SAVAGES Adore Life
Savages began as something of an enigma. Staunch in their views and meticulous about their vision, they quickly positioned themselves as a serious band with a lot to say. During the recording of Adore Life, the band’s frontwoman, Jehnny Beth, stated that this album would be the solution to the problems documented on their debut LP, Silence Yourself. While Adore Life doesn’t quite provide those answers, the record’s greatness lies in its intense, ambitious exploration. Compared to its forebear, the warmer, looser sound of Adore Life is the work of a band that’s more relaxed, more comfortable in their skin. Still, it would be foolish to misconstrue this temperance for softness. Tracks like “Adore” and “Mechanics” are epic meditations that bubble and swell with quiet ferocity, showing resolute maturity and restraint, even in anger. They function as carefully placed periods of reflection for the listener amidst the album’s more kinetic cuts, like blistering album opener, “The Answer” and the dance-y, beat-driven “Evil” and “Surrender.” Mostly, the album’s exploration of love is meaningful, but vague tracks like “T.I.W.Y.G.” and “Slowing Down the World” sometimes fail to push the investigation as far as they should. Adore Life is a definite progression for Savages that manages to maintain the feral bark that made Silence Yourself so special. With this album, they’ve proven that they’re a band with substance, staying power and the ability to question everything — and that’s worth a lot. (Matador, matadorrecords.com)
HOW WAS THE RECORDING PROCESS DIFFERENT THIS TIME?
Beth: The first record, we wanted to record live and use the recording as a document of how we were at the time, For the second record, we wanted a different approach — why would you do something twice? We also put all our trust in our producer Johnny Hostile; we felt very comfortable working with him [and] there was a dynamic that was different from the first one.
THE SONG “ADORE” WAS INSPIRED BY THE ACTIVIST POETRY OF MINNIE BRUCE PRATT. DO YOU OFTEN DRAW INSPIRATION FROM OTHER ART FORMS?
Sometimes we don’t realize how much different arts are connected; the idea that poetry could influence painters for example.
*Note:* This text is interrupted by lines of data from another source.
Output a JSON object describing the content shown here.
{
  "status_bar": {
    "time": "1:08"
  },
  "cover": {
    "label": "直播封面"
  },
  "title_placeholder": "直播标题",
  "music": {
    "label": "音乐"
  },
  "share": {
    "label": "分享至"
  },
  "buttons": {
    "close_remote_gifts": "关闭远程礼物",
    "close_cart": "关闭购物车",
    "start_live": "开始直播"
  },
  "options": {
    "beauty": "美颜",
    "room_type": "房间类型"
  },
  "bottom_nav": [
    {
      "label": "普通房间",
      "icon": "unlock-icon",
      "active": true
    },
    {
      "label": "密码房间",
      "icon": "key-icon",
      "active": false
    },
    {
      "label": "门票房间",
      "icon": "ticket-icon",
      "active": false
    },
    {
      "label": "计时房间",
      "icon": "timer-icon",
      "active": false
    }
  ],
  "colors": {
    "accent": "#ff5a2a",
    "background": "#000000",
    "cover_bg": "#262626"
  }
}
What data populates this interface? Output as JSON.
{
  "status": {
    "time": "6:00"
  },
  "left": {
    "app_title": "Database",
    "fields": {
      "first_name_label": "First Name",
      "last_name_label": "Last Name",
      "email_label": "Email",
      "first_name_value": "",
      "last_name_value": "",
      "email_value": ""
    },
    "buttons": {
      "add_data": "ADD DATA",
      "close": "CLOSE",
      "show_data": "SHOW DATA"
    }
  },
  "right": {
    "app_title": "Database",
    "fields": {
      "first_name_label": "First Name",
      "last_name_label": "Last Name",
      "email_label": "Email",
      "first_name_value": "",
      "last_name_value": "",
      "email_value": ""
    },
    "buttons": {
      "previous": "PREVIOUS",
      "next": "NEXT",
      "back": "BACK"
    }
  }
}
There’s a whole new field to plunge into and discover once you understood one. I always enjoy making connections between artists.
WHAT DO YOU THINK WHEN LISTENERS QUESTION YOUR ORIGINALITY, AND ASSIGN YOU TO MOVEMENTS LIKE POST-PUNK REVIVAL?
You can refer to the past and by inspired by the past, as much as the present and the future, there’s no right or wrong way of doing it. I don’t believe that you start a band because you want to play like Wire or the Cure. You start a band because you have something to say. BEN CARNEY